Per NBA.com, Harden's field goal percentage less than five feet from the rim was 57.1%, and from behind the three-point line it was 55.2%.
Another thing to note about Harden's shooting is that, while some shooters excel at hitting shots either off-the-dribble (Steph Curry) or in spot-up situations (Kyle Korver), Harden is relatively proficient at both, which makes him much tougher to defend.
Give Harden too much space; he will do this to you.
But if you think that the defensive solution is to guard Harden very closely, you've got another thing coming.
Driving and Drawing Fouls
Harden's ability to knock down shots from the three-point line opens up the floor for him to take advantage of defenses with another aspect of his game. Harden's quickness, strength, balance and proficient use of the eurostep makes him one of the best at getting from the perimeter to the rim, something we also observed when dissecting his game in transition.
Watch what he does to Thabo Sefolosha.
Sefolosha realizes the dilemma he is in, and his uncertainty is so evident.
He knows that if he gives Harden too much space, Harden is capable, and more than willing, to pull up and drain the three.

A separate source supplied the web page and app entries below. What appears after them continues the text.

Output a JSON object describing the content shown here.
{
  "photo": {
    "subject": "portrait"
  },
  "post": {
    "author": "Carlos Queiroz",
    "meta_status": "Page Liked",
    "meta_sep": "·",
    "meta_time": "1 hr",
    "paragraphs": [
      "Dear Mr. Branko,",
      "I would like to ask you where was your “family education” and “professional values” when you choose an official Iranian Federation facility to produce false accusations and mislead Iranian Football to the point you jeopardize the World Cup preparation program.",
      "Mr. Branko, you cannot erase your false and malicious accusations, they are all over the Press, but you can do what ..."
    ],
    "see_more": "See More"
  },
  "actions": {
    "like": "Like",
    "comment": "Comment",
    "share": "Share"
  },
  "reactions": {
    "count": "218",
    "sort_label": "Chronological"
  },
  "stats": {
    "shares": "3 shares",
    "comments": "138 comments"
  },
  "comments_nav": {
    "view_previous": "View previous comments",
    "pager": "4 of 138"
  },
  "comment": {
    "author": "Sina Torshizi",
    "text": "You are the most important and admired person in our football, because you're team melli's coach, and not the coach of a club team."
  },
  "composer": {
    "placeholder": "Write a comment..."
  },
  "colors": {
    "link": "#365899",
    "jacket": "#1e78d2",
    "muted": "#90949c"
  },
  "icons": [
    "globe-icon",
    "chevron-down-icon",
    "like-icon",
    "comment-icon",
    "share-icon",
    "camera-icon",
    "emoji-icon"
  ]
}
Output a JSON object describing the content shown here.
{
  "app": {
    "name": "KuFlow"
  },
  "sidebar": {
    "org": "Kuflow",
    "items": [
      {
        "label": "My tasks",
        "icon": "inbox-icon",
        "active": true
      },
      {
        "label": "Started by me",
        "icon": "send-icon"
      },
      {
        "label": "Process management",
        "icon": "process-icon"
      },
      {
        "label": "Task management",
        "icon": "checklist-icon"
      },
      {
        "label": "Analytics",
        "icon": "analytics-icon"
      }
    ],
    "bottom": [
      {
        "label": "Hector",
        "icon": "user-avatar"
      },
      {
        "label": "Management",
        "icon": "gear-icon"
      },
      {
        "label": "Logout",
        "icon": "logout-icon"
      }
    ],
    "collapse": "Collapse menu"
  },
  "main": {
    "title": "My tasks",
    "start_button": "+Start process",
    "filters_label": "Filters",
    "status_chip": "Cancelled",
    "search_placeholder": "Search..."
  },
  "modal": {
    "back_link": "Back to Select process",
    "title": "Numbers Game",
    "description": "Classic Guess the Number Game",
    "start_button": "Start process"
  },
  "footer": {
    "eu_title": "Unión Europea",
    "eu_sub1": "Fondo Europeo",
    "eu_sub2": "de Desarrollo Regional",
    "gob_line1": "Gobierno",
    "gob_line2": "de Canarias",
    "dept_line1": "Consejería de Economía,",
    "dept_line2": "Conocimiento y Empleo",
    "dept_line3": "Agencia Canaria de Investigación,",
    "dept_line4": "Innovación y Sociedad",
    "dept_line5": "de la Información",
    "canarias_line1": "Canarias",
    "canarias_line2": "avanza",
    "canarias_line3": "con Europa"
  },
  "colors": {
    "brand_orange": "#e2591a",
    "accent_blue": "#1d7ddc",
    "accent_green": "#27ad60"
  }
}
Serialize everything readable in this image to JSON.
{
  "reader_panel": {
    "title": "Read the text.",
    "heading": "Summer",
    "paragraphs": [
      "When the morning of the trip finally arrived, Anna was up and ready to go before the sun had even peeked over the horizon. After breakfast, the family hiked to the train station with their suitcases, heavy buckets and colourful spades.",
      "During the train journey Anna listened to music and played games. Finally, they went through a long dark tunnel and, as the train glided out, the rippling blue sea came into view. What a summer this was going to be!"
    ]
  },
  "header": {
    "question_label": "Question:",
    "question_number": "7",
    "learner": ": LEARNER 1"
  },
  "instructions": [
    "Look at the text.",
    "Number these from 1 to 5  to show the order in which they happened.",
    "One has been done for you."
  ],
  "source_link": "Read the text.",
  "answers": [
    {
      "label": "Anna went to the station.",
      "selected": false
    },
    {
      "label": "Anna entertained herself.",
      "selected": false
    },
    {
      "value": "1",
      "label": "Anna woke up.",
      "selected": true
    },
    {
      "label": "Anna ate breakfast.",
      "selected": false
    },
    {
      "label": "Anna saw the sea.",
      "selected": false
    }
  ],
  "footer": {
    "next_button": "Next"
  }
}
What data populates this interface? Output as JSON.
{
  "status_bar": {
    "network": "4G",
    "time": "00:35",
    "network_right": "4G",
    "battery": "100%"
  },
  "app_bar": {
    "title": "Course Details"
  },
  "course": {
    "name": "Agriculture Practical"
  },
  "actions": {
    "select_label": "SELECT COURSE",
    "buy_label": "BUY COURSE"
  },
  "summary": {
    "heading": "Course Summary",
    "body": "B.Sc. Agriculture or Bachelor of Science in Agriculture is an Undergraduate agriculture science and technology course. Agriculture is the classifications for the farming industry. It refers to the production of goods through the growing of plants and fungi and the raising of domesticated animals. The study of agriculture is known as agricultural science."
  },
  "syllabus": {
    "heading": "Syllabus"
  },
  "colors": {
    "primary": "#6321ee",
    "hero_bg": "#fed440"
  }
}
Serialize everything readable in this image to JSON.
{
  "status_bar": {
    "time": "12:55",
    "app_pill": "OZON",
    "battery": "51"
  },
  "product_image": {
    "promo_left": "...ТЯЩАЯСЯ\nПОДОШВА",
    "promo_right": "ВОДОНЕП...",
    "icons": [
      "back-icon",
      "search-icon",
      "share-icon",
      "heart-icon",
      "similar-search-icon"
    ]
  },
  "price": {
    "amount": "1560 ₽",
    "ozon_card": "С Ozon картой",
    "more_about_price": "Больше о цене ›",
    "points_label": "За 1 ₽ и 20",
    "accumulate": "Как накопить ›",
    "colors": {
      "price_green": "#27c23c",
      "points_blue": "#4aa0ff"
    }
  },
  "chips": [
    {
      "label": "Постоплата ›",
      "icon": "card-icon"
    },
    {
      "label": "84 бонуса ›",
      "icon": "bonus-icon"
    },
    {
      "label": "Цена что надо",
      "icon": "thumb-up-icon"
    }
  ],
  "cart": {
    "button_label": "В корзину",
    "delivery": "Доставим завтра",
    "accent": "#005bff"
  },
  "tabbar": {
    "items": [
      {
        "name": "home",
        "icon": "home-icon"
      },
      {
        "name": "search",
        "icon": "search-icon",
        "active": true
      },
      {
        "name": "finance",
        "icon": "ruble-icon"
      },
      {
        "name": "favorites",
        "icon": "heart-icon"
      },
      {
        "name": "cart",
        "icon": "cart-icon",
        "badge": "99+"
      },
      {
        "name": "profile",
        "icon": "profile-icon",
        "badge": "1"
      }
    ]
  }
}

On the other hand, if he picks up Harden that far from the rim, Harden will do exactly what he does here and drive right past Sefolosha for the dunk.
Initially, Sefolosha jumps pretty far out to scare Harden off of the pull-up three, but then lunges back in an attempt to position himself so that Harden can't drive past him. Harden sees this, catches Sefolosha off balance with a nice hesitation move (as the bearded wonder is so adept at doing), and drives to the rim with ease.
Even when defenders make it their one goal to shut Harden down, he still finds a way to score.
You can't get any more in Harden's face than Kobe does on that play, yet Harden somehow manages to not only draw the foul, but get the And 1 as well.
Here he is again, doing the same thing to Quincy Pondexter.
According to Zach Lowe at Grantland, as of February, Harden was fifth in the league in drives per game with 9, and the Rockets averaged an astounding 1.51 points per possession on those Harden drives.
Not only can Harden get to the rim and score, but he also led the league in free throw attempts per game (10.2 FTA), and shot 85% on those attempts, which means that more than 8 of the 26 points Harden scored per game came as a result of him getting to the free throw line.
Perhaps I'm beating a dead horse here, but I think I've made my point: give Harden too much room, and he'll make you pay from deep; guard him closely, and he'll use a litany of moves to get past you and to the rim.
Harden's move to Houston came with an increase in offensive expectations, which could have easily led to an increase in inefficiency. However, due to Harden's ability to score easy buckets in transition, take smart shots and his profound knack for drawing fouls, not only did Harden meet these expectations by scoring 26 points a game, he did so as one of the league's most efficient players.
If Harden can continue to play at this level then Houston, meet the NBA's best new shooting guard.
 This seems like an obvious statement, but players don't always choose to shoot from where they're most efficient. This explains why Josh Smith took 201 three-point attempts despite being a 28.3% career three-point shooter.
 The data used to reach this conclusion comes from SportVu tracking technology, but is not entirely complete because only 15 teams actually have the cameras installed in their arenas.